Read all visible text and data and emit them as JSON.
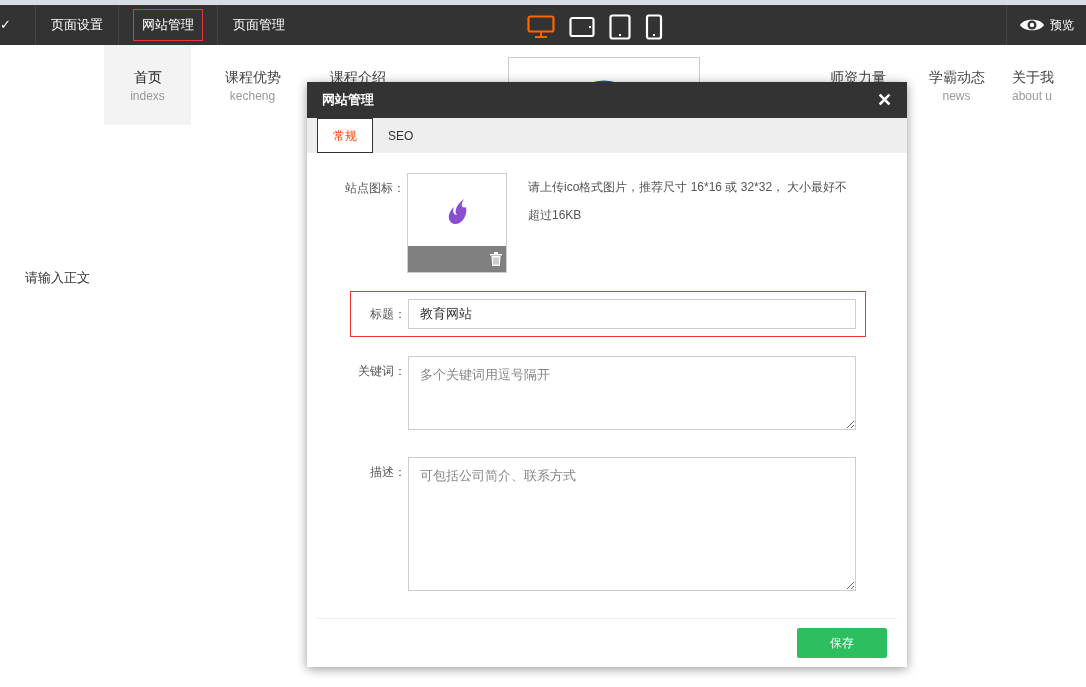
{
  "toolbar": {
    "check": "✓",
    "menu": [
      {
        "label": "页面设置",
        "selected": false
      },
      {
        "label": "网站管理",
        "selected": true
      },
      {
        "label": "页面管理",
        "selected": false
      }
    ],
    "devices": [
      {
        "kind": "desktop",
        "selected": true
      },
      {
        "kind": "tablet-landscape",
        "selected": false
      },
      {
        "kind": "tablet",
        "selected": false
      },
      {
        "kind": "phone",
        "selected": false
      }
    ],
    "preview": "预览"
  },
  "site_nav": {
    "items": [
      {
        "title": "首页",
        "subtitle": "indexs",
        "selected": true
      },
      {
        "title": "课程优势",
        "subtitle": "kecheng",
        "selected": false
      },
      {
        "title": "课程介绍",
        "selected": false
      }
    ],
    "right_items": [
      {
        "title": "师资力量",
        "selected": false
      },
      {
        "title": "学霸动态",
        "subtitle": "news",
        "selected": false
      },
      {
        "title": "关于我",
        "subtitle": "about u",
        "selected": false
      }
    ]
  },
  "body_text": "请输入正文",
  "dialog": {
    "title": "网站管理",
    "close": "✕",
    "tabs": [
      {
        "label": "常规",
        "selected": true
      },
      {
        "label": "SEO",
        "selected": false
      }
    ],
    "favicon": {
      "label": "站点图标：",
      "hint": "请上传ico格式图片，推荐尺寸 16*16 或 32*32， 大小最好不超过16KB"
    },
    "fields": [
      {
        "kind": "input",
        "label": "标题：",
        "value": "教育网站",
        "focused": true
      },
      {
        "kind": "textarea",
        "label": "关键词：",
        "placeholder": "多个关键词用逗号隔开",
        "focused": false
      },
      {
        "kind": "textarea",
        "label": "描述：",
        "placeholder": "可包括公司简介、联系方式",
        "focused": false
      }
    ],
    "save": "保存"
  }
}
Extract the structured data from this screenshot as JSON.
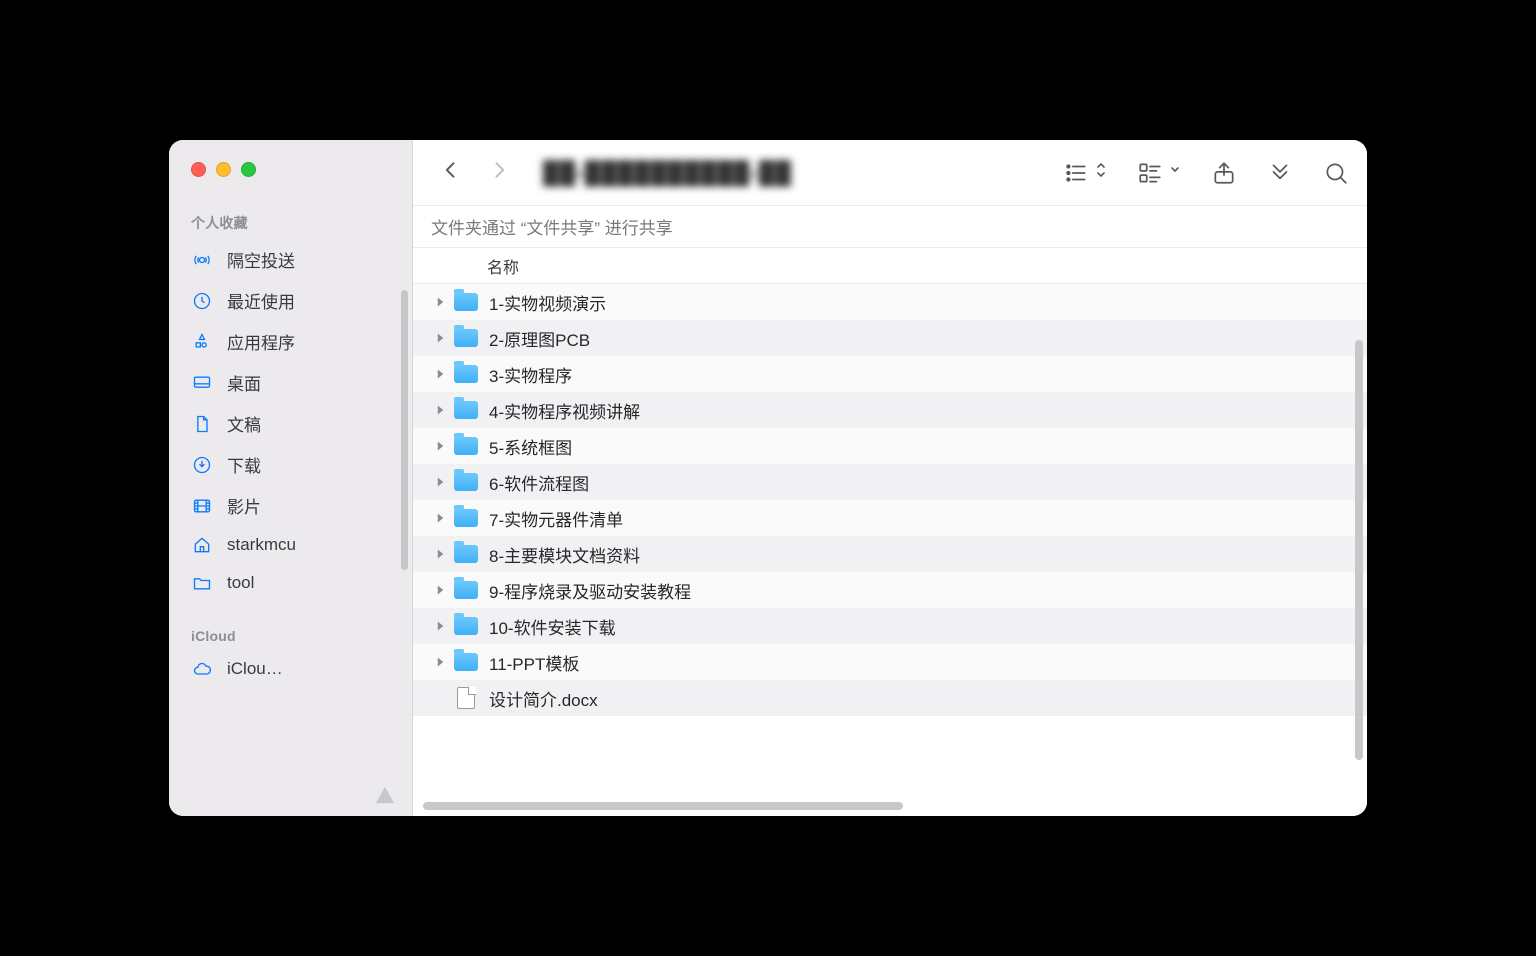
{
  "sidebar": {
    "sections": [
      {
        "title": "个人收藏",
        "items": [
          {
            "icon": "airdrop",
            "label": "隔空投送"
          },
          {
            "icon": "clock",
            "label": "最近使用"
          },
          {
            "icon": "apps",
            "label": "应用程序"
          },
          {
            "icon": "desktop",
            "label": "桌面"
          },
          {
            "icon": "doc",
            "label": "文稿"
          },
          {
            "icon": "download",
            "label": "下载"
          },
          {
            "icon": "movie",
            "label": "影片"
          },
          {
            "icon": "house",
            "label": "starkmcu"
          },
          {
            "icon": "folder",
            "label": "tool"
          }
        ]
      },
      {
        "title": "iCloud",
        "items": [
          {
            "icon": "cloud",
            "label": "iClou…"
          }
        ]
      }
    ]
  },
  "toolbar": {
    "title_obscured": "██-██████████-██"
  },
  "sharebar": {
    "text": "文件夹通过 “文件共享” 进行共享"
  },
  "columns": {
    "name": "名称"
  },
  "files": [
    {
      "type": "folder",
      "name": "1-实物视频演示"
    },
    {
      "type": "folder",
      "name": "2-原理图PCB"
    },
    {
      "type": "folder",
      "name": "3-实物程序"
    },
    {
      "type": "folder",
      "name": "4-实物程序视频讲解"
    },
    {
      "type": "folder",
      "name": "5-系统框图"
    },
    {
      "type": "folder",
      "name": "6-软件流程图"
    },
    {
      "type": "folder",
      "name": "7-实物元器件清单"
    },
    {
      "type": "folder",
      "name": "8-主要模块文档资料"
    },
    {
      "type": "folder",
      "name": "9-程序烧录及驱动安装教程"
    },
    {
      "type": "folder",
      "name": "10-软件安装下载"
    },
    {
      "type": "folder",
      "name": "11-PPT模板"
    },
    {
      "type": "file",
      "name": "设计简介.docx"
    }
  ]
}
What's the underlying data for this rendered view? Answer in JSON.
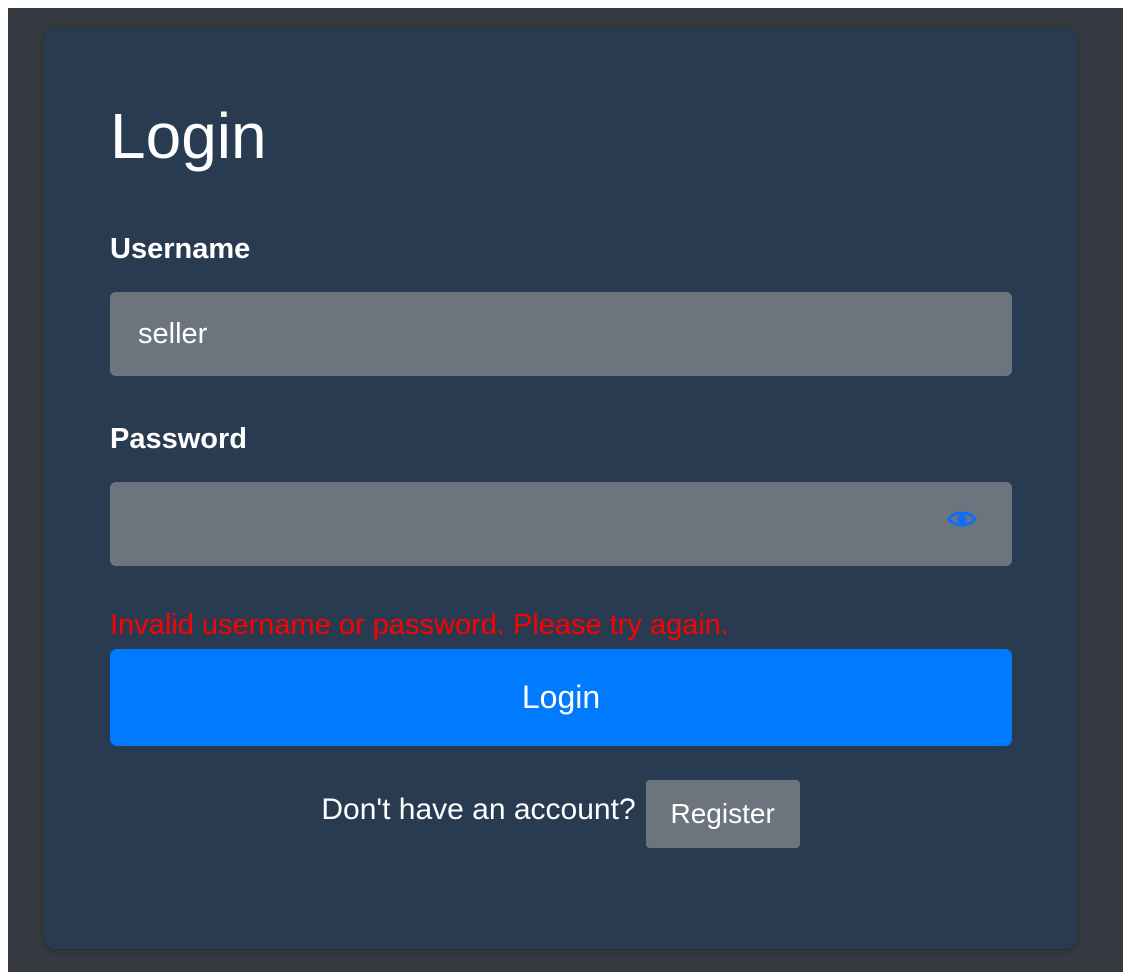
{
  "login": {
    "title": "Login",
    "username_label": "Username",
    "username_value": "seller",
    "password_label": "Password",
    "password_value": "",
    "error_message": "Invalid username or password. Please try again.",
    "login_button": "Login",
    "register_prompt": "Don't have an account?",
    "register_button": "Register"
  },
  "icons": {
    "password_toggle": "eye-icon"
  },
  "colors": {
    "background": "#343a40",
    "card": "#283b50",
    "input": "#6c757d",
    "primary": "#007bff",
    "error": "#ff0000"
  }
}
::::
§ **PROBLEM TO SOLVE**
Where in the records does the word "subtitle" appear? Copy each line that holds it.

§ **REPLY TO THE EXERCISE**
        "subtitle": "indexs",
        "subtitle": "kecheng",
        "subtitle": "news",
        "subtitle": "about u",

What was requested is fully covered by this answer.